It’s at times such as this when a good first impression is important. Unfortunately, the stumbling and bumbling presentation of American Flat Track and FansChoice.tv is providing reason for laughter and scorn. It’s a problem that American Flat Track CEO Michael Lock needs to address and fix before the next race in the series, the Arizona Mile in Phoenix on May 13.
Why is that necessary? Because viewers these days are accustomed to and expect polished presentations during sports coverage. Currently, American Flat Track’s coverage is cut-rate, with too few cameras and audio snafus. While shot selection on the actual race action is adequate, it’s often the case that a camera operator will pan for a cutaway shot and have it appear in the stream. That’s the director’s fault for not calling another angle to be shown while the initial cameraman sets up a shot. Again, amateur hour.
Calling the action is play-by-play man Scottie Deubler, who is in his ninth season. He does a solid job of keeping track of the riders during the heats but, with his loyalties divided between informing viewers and entertaining the crowd in grandstands, he sometimes comes off as a shill. Telling race spectators “Let’s put our hands together…” when a rider gets up from a crash is pandering and insulting to those watching elsewhere.
Most annoying is Deubler’s repeated use of “ladies and gentlemen” when saying what’s going on. And why does every racer have to have a nickname? The constant alliteration ranks right up there with announcer John Sterling’s obnoxious home run calls on New York Yankees’ radio broadcasts.
More problematic is “sidelines reporter” Bubba Blackwell, who plays the part of slobbering goober and whose redundant questioning is grating. It was years ago that sports writer and author Robert Lipsyte coined the term “jockocracy” – later popularized by Howard Cosell – that to described the downside of clueless athletes transitioning to the booth. Blackwell is a current-day example.
Both announcers need to remember that Indian’s early success this season is bringing in new spectators who perhaps need more basic information and background on the sport. Admittedly, it’s a fine line as you don’t want to alienate long-time fans with too much basic info.
During Saturday night’s telecast, audio was often absent during replays and was virtually non-existent during the intermission performances of Ray Martin of the local band Shame for Sydney.
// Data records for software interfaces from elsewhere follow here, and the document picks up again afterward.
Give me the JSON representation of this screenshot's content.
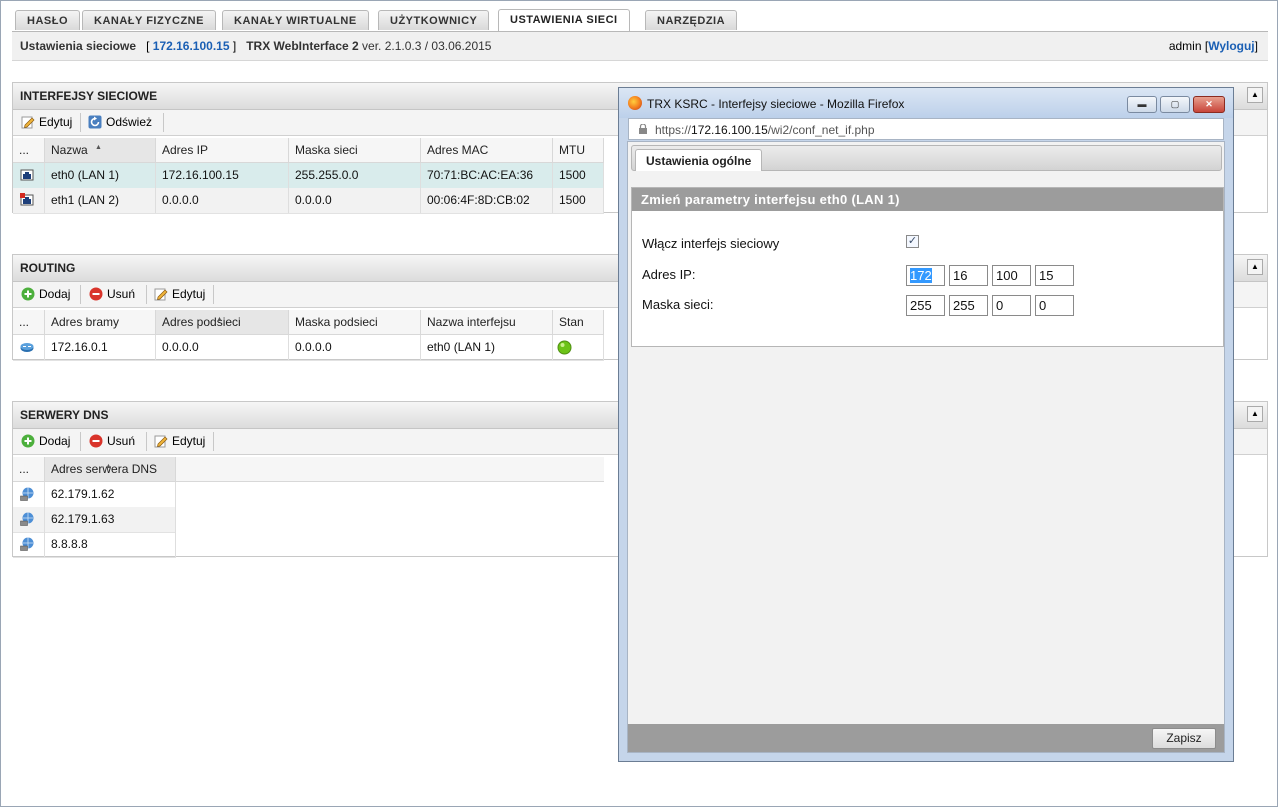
{
  "tabs": [
    "HASŁO",
    "KANAŁY FIZYCZNE",
    "KANAŁY WIRTUALNE",
    "UŻYTKOWNICY",
    "USTAWIENIA SIECI",
    "NARZĘDZIA"
  ],
  "info": {
    "section": "Ustawienia sieciowe",
    "bracket_open": "[",
    "ip": "172.16.100.15",
    "bracket_close": "]",
    "product": "TRX WebInterface 2",
    "version": "ver. 2.1.0.3 / 03.06.2015",
    "user": "admin",
    "logout_open": "[",
    "logout": "Wyloguj",
    "logout_close": "]"
  },
  "interfaces": {
    "title": "INTERFEJSY SIECIOWE",
    "toolbar": {
      "edit": "Edytuj",
      "refresh": "Odśwież"
    },
    "columns": [
      "...",
      "Nazwa",
      "Adres IP",
      "Maska sieci",
      "Adres MAC",
      "MTU"
    ],
    "rows": [
      {
        "name": "eth0 (LAN 1)",
        "ip": "172.16.100.15",
        "mask": "255.255.0.0",
        "mac": "70:71:BC:AC:EA:36",
        "mtu": "1500"
      },
      {
        "name": "eth1 (LAN 2)",
        "ip": "0.0.0.0",
        "mask": "0.0.0.0",
        "mac": "00:06:4F:8D:CB:02",
        "mtu": "1500"
      }
    ]
  },
  "routing": {
    "title": "ROUTING",
    "toolbar": {
      "add": "Dodaj",
      "remove": "Usuń",
      "edit": "Edytuj"
    },
    "columns": [
      "...",
      "Adres bramy",
      "Adres podsieci",
      "Maska podsieci",
      "Nazwa interfejsu",
      "Stan"
    ],
    "rows": [
      {
        "gateway": "172.16.0.1",
        "subnet": "0.0.0.0",
        "mask": "0.0.0.0",
        "iface": "eth0 (LAN 1)",
        "status_color": "#6cc317"
      }
    ]
  },
  "dns": {
    "title": "SERWERY DNS",
    "toolbar": {
      "add": "Dodaj",
      "remove": "Usuń",
      "edit": "Edytuj"
    },
    "columns": [
      "...",
      "Adres serwera DNS"
    ],
    "rows": [
      "62.179.1.62",
      "62.179.1.63",
      "8.8.8.8"
    ]
  },
  "popup": {
    "title": "TRX KSRC - Interfejsy sieciowe - Mozilla Firefox",
    "url_prefix": "https://",
    "url_host": "172.16.100.15",
    "url_path": "/wi2/conf_net_if.php",
    "tab": "Ustawienia ogólne",
    "form_title": "Zmień parametry interfejsu eth0 (LAN 1)",
    "enable_label": "Włącz interfejs sieciowy",
    "enable_checked": "✓",
    "ip_label": "Adres IP:",
    "ip": [
      "172",
      "16",
      "100",
      "15"
    ],
    "mask_label": "Maska sieci:",
    "mask": [
      "255",
      "255",
      "0",
      "0"
    ],
    "save": "Zapisz"
  }
}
Not only were Martin’s songs muffled and unintelligible, the framing of the shots was horrible (see above picture).
An argument might be made that bad streaming is better than no streaming, but given the shoddiness of the telecasts to date, that’s debatable.
Still to come is American Flat Track coverage by NBCSN, which presumably will be an improvement. It better be. The press release back in January announcing an “exclusive television partnership” promises “one-hour, tape-delayed telecasts on Thursday nights.” The telecasts begin in July and run for 18 weeks.
What this says is that NBCSN regards American Flat Track as filler fodder as the events will presumably appear months after the actual races have been run. Why bother with ancient history?
The entry of Indian into American Flat Track presents the series with a rare opportunity for massive growth. So far, American Flat Track and FansChoice.tv are blowing it. Time to rip up this effort and start from scratch because the racers are too talented and the action too compelling to be so thoroughly shortchanged.
(Editor’s note: During a 42-year career in journalism, Bud Wilkinson spent 12 years as a TV columnist for “The Columbus Dispatch” in Ohio and “The Arizona Republic” in Phoenix and more than six seasons as off-ice reporter of live Phoenix Roadrunners’ telecasts on the regional cable network ASPN.)